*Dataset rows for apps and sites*
== == ==
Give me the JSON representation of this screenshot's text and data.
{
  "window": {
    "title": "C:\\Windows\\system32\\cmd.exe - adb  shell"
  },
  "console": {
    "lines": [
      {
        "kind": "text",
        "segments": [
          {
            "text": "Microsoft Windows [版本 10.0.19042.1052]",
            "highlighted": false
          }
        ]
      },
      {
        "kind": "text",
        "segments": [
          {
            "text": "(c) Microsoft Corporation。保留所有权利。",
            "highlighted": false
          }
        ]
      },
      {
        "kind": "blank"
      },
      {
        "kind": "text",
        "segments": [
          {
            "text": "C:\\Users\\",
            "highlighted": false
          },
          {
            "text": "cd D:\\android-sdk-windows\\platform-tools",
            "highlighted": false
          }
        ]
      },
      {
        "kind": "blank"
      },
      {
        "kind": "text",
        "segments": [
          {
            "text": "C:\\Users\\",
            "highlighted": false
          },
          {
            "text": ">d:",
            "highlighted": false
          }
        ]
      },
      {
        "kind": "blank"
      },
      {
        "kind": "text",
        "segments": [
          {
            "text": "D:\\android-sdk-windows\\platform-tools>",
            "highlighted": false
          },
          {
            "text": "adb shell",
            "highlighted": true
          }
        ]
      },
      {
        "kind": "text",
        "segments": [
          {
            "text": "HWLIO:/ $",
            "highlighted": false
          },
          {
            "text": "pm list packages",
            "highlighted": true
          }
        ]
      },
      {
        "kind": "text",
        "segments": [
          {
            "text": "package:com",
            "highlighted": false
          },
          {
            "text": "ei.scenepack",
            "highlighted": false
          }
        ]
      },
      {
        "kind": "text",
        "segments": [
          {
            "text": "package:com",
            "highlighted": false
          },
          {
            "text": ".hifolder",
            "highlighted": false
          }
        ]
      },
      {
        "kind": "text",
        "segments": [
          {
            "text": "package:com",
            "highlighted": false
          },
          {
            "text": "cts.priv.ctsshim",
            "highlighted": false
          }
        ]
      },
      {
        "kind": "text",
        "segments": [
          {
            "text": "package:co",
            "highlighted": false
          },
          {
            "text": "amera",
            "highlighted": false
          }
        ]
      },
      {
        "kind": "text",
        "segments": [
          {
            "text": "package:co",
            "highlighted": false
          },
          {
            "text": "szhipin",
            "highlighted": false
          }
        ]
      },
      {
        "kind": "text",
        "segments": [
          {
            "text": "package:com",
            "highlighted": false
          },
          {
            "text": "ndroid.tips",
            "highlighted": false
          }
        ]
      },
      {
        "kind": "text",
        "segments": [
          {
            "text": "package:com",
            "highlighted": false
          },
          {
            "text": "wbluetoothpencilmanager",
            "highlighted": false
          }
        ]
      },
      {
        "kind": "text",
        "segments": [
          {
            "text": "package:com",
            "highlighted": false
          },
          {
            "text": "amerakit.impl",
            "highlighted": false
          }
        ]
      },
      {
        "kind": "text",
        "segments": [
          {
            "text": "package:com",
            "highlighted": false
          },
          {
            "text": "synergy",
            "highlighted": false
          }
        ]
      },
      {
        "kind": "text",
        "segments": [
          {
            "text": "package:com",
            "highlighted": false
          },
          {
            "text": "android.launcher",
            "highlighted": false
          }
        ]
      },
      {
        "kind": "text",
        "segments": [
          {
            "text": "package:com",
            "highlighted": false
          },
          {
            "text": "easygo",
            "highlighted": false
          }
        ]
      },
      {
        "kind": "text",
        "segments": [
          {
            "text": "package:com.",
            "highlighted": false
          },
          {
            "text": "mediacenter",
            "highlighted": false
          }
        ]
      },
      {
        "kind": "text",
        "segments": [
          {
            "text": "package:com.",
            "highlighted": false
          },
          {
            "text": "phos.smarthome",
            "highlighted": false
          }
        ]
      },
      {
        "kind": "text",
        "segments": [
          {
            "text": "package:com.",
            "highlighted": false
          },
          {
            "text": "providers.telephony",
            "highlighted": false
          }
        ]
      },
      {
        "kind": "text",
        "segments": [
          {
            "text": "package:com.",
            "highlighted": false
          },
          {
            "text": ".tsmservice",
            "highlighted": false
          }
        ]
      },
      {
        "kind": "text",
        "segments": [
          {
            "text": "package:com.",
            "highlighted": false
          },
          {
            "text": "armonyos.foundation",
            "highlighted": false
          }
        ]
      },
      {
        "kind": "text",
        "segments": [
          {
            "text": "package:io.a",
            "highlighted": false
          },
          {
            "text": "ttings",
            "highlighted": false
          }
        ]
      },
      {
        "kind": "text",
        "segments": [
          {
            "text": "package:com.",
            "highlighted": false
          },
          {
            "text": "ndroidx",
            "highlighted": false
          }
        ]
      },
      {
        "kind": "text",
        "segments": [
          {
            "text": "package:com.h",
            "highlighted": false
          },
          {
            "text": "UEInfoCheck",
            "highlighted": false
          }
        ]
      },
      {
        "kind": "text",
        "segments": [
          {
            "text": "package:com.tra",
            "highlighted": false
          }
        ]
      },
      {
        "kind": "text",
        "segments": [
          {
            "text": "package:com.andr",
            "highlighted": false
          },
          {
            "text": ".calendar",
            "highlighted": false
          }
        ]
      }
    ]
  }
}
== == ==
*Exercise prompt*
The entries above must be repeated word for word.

*Exercise result*
Give me the JSON representation of this screenshot's text and data.
{
  "window": {
    "title": "C:\\Windows\\system32\\cmd.exe - adb  shell"
  },
  "console": {
    "lines": [
      {
        "kind": "text",
        "segments": [
          {
            "text": "Microsoft Windows [版本 10.0.19042.1052]",
            "highlighted": false
          }
        ]
      },
      {
        "kind": "text",
        "segments": [
          {
            "text": "(c) Microsoft Corporation。保留所有权利。",
            "highlighted": false
          }
        ]
      },
      {
        "kind": "blank"
      },
      {
        "kind": "text",
        "segments": [
          {
            "text": "C:\\Users\\",
            "highlighted": false
          },
          {
            "text": "cd D:\\android-sdk-windows\\platform-tools",
            "highlighted": false
          }
        ]
      },
      {
        "kind": "blank"
      },
      {
        "kind": "text",
        "segments": [
          {
            "text": "C:\\Users\\",
            "highlighted": false
          },
          {
            "text": ">d:",
            "highlighted": false
          }
        ]
      },
      {
        "kind": "blank"
      },
      {
        "kind": "text",
        "segments": [
          {
            "text": "D:\\android-sdk-windows\\platform-tools>",
            "highlighted": false
          },
          {
            "text": "adb shell",
            "highlighted": true
          }
        ]
      },
      {
        "kind": "text",
        "segments": [
          {
            "text": "HWLIO:/ $",
            "highlighted": false
          },
          {
            "text": "pm list packages",
            "highlighted": true
          }
        ]
      },
      {
        "kind": "text",
        "segments": [
          {
            "text": "package:com",
            "highlighted": false
          },
          {
            "text": "ei.scenepack",
            "highlighted": false
          }
        ]
      },
      {
        "kind": "text",
        "segments": [
          {
            "text": "package:com",
            "highlighted": false
          },
          {
            "text": ".hifolder",
            "highlighted": false
          }
        ]
      },
      {
        "kind": "text",
        "segments": [
          {
            "text": "package:com",
            "highlighted": false
          },
          {
            "text": "cts.priv.ctsshim",
            "highlighted": false
          }
        ]
      },
      {
        "kind": "text",
        "segments": [
          {
            "text": "package:co",
            "highlighted": false
          },
          {
            "text": "amera",
            "highlighted": false
          }
        ]
      },
      {
        "kind": "text",
        "segments": [
          {
            "text": "package:co",
            "highlighted": false
          },
          {
            "text": "szhipin",
            "highlighted": false
          }
        ]
      },
      {
        "kind": "text",
        "segments": [
          {
            "text": "package:com",
            "highlighted": false
          },
          {
            "text": "ndroid.tips",
            "highlighted": false
          }
        ]
      },
      {
        "kind": "text",
        "segments": [
          {
            "text": "package:com",
            "highlighted": false
          },
          {
            "text": "wbluetoothpencilmanager",
            "highlighted": false
          }
        ]
      },
      {
        "kind": "text",
        "segments": [
          {
            "text": "package:com",
            "highlighted": false
          },
          {
            "text": "amerakit.impl",
            "highlighted": false
          }
        ]
      },
      {
        "kind": "text",
        "segments": [
          {
            "text": "package:com",
            "highlighted": false
          },
          {
            "text": "synergy",
            "highlighted": false
          }
        ]
      },
      {
        "kind": "text",
        "segments": [
          {
            "text": "package:com",
            "highlighted": false
          },
          {
            "text": "android.launcher",
            "highlighted": false
          }
        ]
      },
      {
        "kind": "text",
        "segments": [
          {
            "text": "package:com",
            "highlighted": false
          },
          {
            "text": "easygo",
            "highlighted": false
          }
        ]
      },
      {
        "kind": "text",
        "segments": [
          {
            "text": "package:com.",
            "highlighted": false
          },
          {
            "text": "mediacenter",
            "highlighted": false
          }
        ]
      },
      {
        "kind": "text",
        "segments": [
          {
            "text": "package:com.",
            "highlighted": false
          },
          {
            "text": "phos.smarthome",
            "highlighted": false
          }
        ]
      },
      {
        "kind": "text",
        "segments": [
          {
            "text": "package:com.",
            "highlighted": false
          },
          {
            "text": "providers.telephony",
            "highlighted": false
          }
        ]
      },
      {
        "kind": "text",
        "segments": [
          {
            "text": "package:com.",
            "highlighted": false
          },
          {
            "text": ".tsmservice",
            "highlighted": false
          }
        ]
      },
      {
        "kind": "text",
        "segments": [
          {
            "text": "package:com.",
            "highlighted": false
          },
          {
            "text": "armonyos.foundation",
            "highlighted": false
          }
        ]
      },
      {
        "kind": "text",
        "segments": [
          {
            "text": "package:io.a",
            "highlighted": false
          },
          {
            "text": "ttings",
            "highlighted": false
          }
        ]
      },
      {
        "kind": "text",
        "segments": [
          {
            "text": "package:com.",
            "highlighted": false
          },
          {
            "text": "ndroidx",
            "highlighted": false
          }
        ]
      },
      {
        "kind": "text",
        "segments": [
          {
            "text": "package:com.h",
            "highlighted": false
          },
          {
            "text": "UEInfoCheck",
            "highlighted": false
          }
        ]
      },
      {
        "kind": "text",
        "segments": [
          {
            "text": "package:com.tra",
            "highlighted": false
          }
        ]
      },
      {
        "kind": "text",
        "segments": [
          {
            "text": "package:com.andr",
            "highlighted": false
          },
          {
            "text": ".calendar",
            "highlighted": false
          }
        ]
      }
    ]
  }
}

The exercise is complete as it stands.